[Source data]
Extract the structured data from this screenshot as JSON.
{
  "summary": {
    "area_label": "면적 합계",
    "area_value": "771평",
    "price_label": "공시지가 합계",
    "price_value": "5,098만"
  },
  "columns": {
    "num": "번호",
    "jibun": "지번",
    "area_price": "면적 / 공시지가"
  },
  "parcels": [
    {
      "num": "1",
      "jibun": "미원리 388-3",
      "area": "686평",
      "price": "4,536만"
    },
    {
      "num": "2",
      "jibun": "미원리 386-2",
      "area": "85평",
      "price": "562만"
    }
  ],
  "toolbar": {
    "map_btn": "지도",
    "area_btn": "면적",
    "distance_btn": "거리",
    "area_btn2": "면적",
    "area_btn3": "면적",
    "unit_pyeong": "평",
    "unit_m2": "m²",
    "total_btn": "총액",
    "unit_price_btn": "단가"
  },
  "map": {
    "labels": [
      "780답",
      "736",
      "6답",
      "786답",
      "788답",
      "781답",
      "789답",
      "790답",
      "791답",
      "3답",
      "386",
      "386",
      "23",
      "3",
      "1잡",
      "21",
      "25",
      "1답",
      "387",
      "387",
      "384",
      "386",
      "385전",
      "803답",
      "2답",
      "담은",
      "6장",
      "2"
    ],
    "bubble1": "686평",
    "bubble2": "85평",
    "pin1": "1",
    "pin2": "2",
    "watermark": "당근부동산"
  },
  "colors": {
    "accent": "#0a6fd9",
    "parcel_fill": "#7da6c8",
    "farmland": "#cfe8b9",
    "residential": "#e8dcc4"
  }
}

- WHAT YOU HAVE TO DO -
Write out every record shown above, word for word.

- EXERCISE RESPONSE -
Extract the structured data from this screenshot as JSON.
{
  "summary": {
    "area_label": "면적 합계",
    "area_value": "771평",
    "price_label": "공시지가 합계",
    "price_value": "5,098만"
  },
  "columns": {
    "num": "번호",
    "jibun": "지번",
    "area_price": "면적 / 공시지가"
  },
  "parcels": [
    {
      "num": "1",
      "jibun": "미원리 388-3",
      "area": "686평",
      "price": "4,536만"
    },
    {
      "num": "2",
      "jibun": "미원리 386-2",
      "area": "85평",
      "price": "562만"
    }
  ],
  "toolbar": {
    "map_btn": "지도",
    "area_btn": "면적",
    "distance_btn": "거리",
    "area_btn2": "면적",
    "area_btn3": "면적",
    "unit_pyeong": "평",
    "unit_m2": "m²",
    "total_btn": "총액",
    "unit_price_btn": "단가"
  },
  "map": {
    "labels": [
      "780답",
      "736",
      "6답",
      "786답",
      "788답",
      "781답",
      "789답",
      "790답",
      "791답",
      "3답",
      "386",
      "386",
      "23",
      "3",
      "1잡",
      "21",
      "25",
      "1답",
      "387",
      "387",
      "384",
      "386",
      "385전",
      "803답",
      "2답",
      "담은",
      "6장",
      "2"
    ],
    "bubble1": "686평",
    "bubble2": "85평",
    "pin1": "1",
    "pin2": "2",
    "watermark": "당근부동산"
  },
  "colors": {
    "accent": "#0a6fd9",
    "parcel_fill": "#7da6c8",
    "farmland": "#cfe8b9",
    "residential": "#e8dcc4"
  }
}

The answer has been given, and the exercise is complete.